A Stop loss order is typically used as a closing order to limit your losses or lock in your profits on a long or short position. But they can also be used to open a position (see examples for illustration).

Stop Loss: Triggers a market order (buy or sell) when market price hits the stop price.

Stop Loss Limit: Triggers a limit order (buy or sell) when market price hits the stop price.

Set the stop price at which you want the limit order to trigger in the "Stop Price" field on the order screen. Set the limit price for the limit order in the "Limit Price" field on the order screen. For a long position, if you make the limit price lower than the stop price, this will increase the chances that the limit order is filled (vice versa for a short position).

Trailing Stop: Triggers a market order (buy or sell) when market price goes against the position by the stop offset amount.

Trailing Stop Limit: Trailing stop limit orders work exactly like trailing stop orders except that a limit order is triggered when market price goes against the position by the stop offset amount.

The limit order is set by another offset (the "limit offset"). For a long trade, the limit (sell) order will trigger when market price falls from a high by the stop offset amount; the limit for the order is calculated as the high minus the limit offset. For a short trade, the limit (buy) order will trigger when market price rises from a low by the stop offset amount; the limit for the order is calculated as the low plus the limit offset. If you make the limit offset larger than the stop offset, this will increase the chances that the limit order gets filled when it is triggered.

Examples: Suppose you buy XBT at $100, but don't want to tolerate a loss of much more than 10%. You could create a stop loss sell order with a stop price of $90. Alternatively, if price is trending up and you want to ride the trend, you might create a trailing stop order with a stop offset of 5%. This order will allow you to ride the trend until price falls by 5%.

You can also use stop orders to open long or short positions. If XBT/USD price is trending up, and you think a 6% fall will signal a reversal to a downtrend that you want to short, you could create a trailing stop sell order with a stop offset of 6% (with leverage since it will be a short position). This will open a short XBT/USD position once price falls 6%. In the reverse situation, where you want to open a long position once price rises by some amount after a downtrend, you could do this by creating a trailing stop buy order.
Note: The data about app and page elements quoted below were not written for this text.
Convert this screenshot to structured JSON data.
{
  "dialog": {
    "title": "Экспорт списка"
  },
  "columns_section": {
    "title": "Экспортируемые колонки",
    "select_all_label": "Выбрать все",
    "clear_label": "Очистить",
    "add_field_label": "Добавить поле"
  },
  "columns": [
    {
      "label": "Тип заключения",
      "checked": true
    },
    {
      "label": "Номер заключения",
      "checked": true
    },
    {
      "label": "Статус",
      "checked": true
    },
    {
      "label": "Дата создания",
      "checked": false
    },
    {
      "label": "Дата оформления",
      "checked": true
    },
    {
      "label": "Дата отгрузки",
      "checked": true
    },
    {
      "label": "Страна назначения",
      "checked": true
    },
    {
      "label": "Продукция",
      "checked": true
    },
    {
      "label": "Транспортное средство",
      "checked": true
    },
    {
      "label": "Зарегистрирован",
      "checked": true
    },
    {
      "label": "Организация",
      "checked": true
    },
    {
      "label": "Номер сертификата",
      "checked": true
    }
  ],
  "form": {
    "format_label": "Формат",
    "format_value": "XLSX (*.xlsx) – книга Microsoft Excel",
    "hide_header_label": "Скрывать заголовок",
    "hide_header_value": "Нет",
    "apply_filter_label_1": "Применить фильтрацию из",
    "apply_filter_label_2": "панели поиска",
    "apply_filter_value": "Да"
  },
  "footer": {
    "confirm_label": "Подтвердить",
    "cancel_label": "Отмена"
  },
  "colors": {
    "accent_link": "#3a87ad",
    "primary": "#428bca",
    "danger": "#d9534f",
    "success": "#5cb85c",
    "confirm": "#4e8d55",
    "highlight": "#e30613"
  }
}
In the examples above a market order will be triggered, but you could use the limit version of any order to trigger a limit order instead. This could get you a better fill price, but it could also result in a partial fill (or even no fill) for the order.